John N. Gazetos, A. R. Cingolani, Butler, for appellant.
Lee C. McCandless, Butler, for appellees.
Before Hirt, Acting P. J., and Reno, Dithrich, Ross, Arnold and Gunther, JJ.
[ 168 Pa. Super. Page 150]
The question involved in this appeal is whether the note in suit represents a primary obligation of appellant,
[ 168 Pa. Super. Page 151]
a married woman, or whether she signed it solely for the accommodation of her husband. The latter she was forbidden to do by § 2 of the Act of June 8, 1893, P.L. 344, 48 P.S. § 32. The note was executed March 13, 1939, prior to the enactment of the amendment of May 17, 1945, P.L. 625, which removed the restriction as to a married woman becoming an accommodation maker.
March 11, 1939, appellant's husband was committed to jail for failure to pay a fine and costs and make restitution in a certain amount, in compliance with a sentence imposed upon him in 1934 following his conviction of a criminal charge in the Court of Quarter Sessions of Butler County. That night and again the following afternoon appellant went to plaintiff's house and pleaded with plaintiff and his wife to furnish the money to get her husband released from jail. Plaintiff agreed to comply with her request.
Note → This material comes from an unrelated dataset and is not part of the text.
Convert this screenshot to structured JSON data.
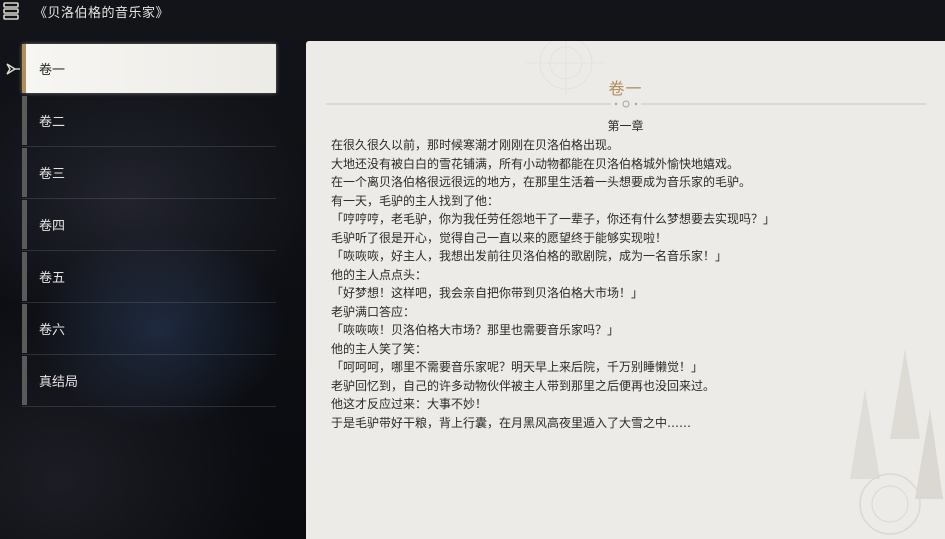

On the morning of March 13 he paid $2,026.83 to the clerk of courts, and appellant's husband was released from custody. That evening the note in suit was prepared, in the amount of $2,490, and left at appellant's home. The additional amount represented various other payments made by plaintiff to or for appellant or her husband. A few days later plaintiff stopped by and picked up the note. Both appellant and her husband had signed it as makers.
A note given by a married woman is presumed to be valid; if she asserts that she signed it as an accommodation maker, the burden of proof is upon her. First National Bank of Verona v. Walsh, 349 Pa. 241, 37 A.2d 130; Southwestern National Bank v. Leibowitz, 320 Pa. 410, 182 A. 695; Bank v. Poore, 231 Pa. 362, 80 A. 525; De Feo v. DiBacco, 162 Pa. Super. 608, 60 A.2d 597. The issue in this case was submitted to a jury, which found that appellant had assumed a primary obligation on the note. The
[ 168 Pa. Super. Page 152]
evidence is sufficient to warrant that finding. Cf. Southwestern National Bank v. Leibowitz, supra. Appellant on her own initiative entreated plaintiff to provide the money, declaring, 'I will scrub floors but what I will pay it.' She was the prime mover; her entreaties were the main inducement. Hers was in large measure the benefit of the transaction; she secured the release of her husband from jail, thereby making it possible for them to resume normal marital life. In signing the note she was not ...